Using the data below, show every line where the word "cardigan" occurs.

• DATA LISTING
****************

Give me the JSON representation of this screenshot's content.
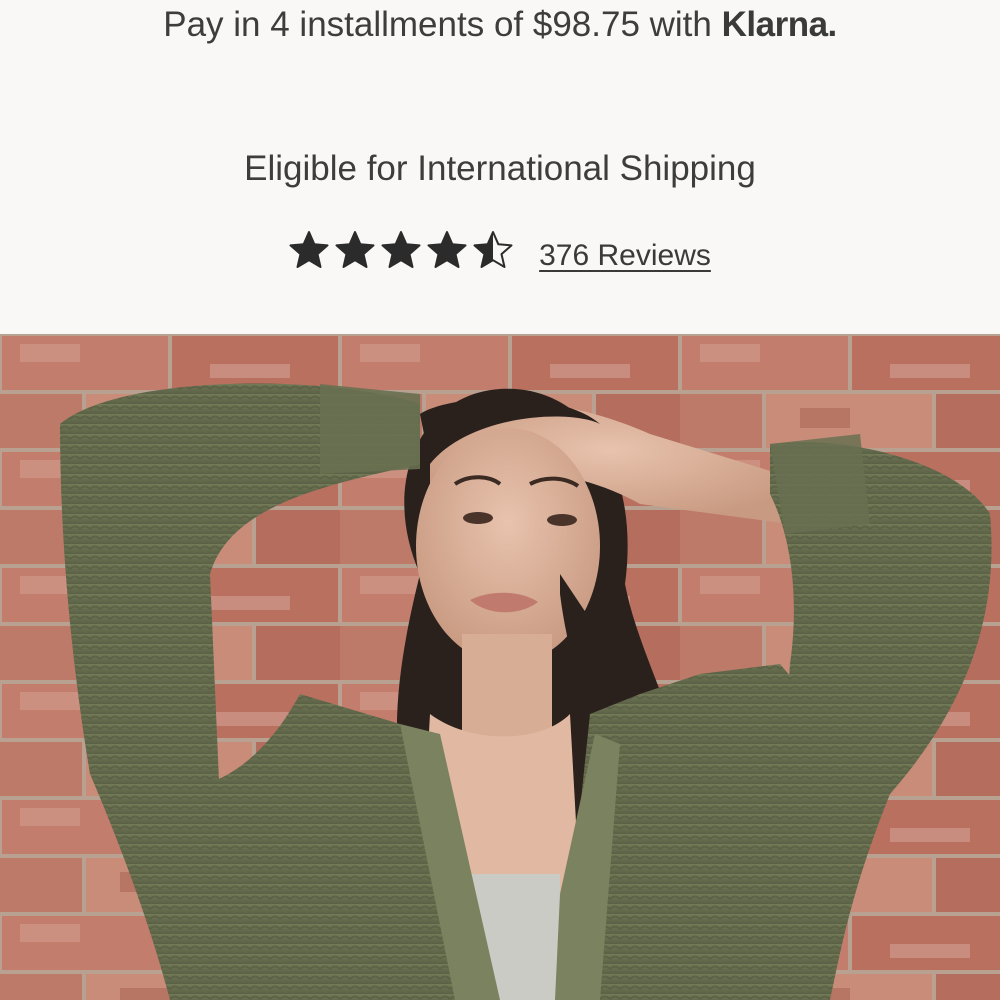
{
  "payment": {
    "installments_text": "Pay in 4 installments of $98.75 with",
    "provider": "Klarna."
  },
  "shipping": {
    "text": "Eligible for International Shipping"
  },
  "rating": {
    "stars": 4.5,
    "max_stars": 5,
    "reviews_label": "376 Reviews"
  },
  "product_image": {
    "icon": "product-photo",
    "alt": "Model wearing olive green knit cardigan against a brick wall"
  },
  "colors": {
    "text": "#3a3a38",
    "background": "#f9f8f6",
    "star": "#2b2b2b",
    "cardigan": "#6b7250"
  }
}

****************

• TASK RESPONSE
    "alt": "Model wearing olive green knit cardigan against a brick wall"
    "cardigan": "#6b7250"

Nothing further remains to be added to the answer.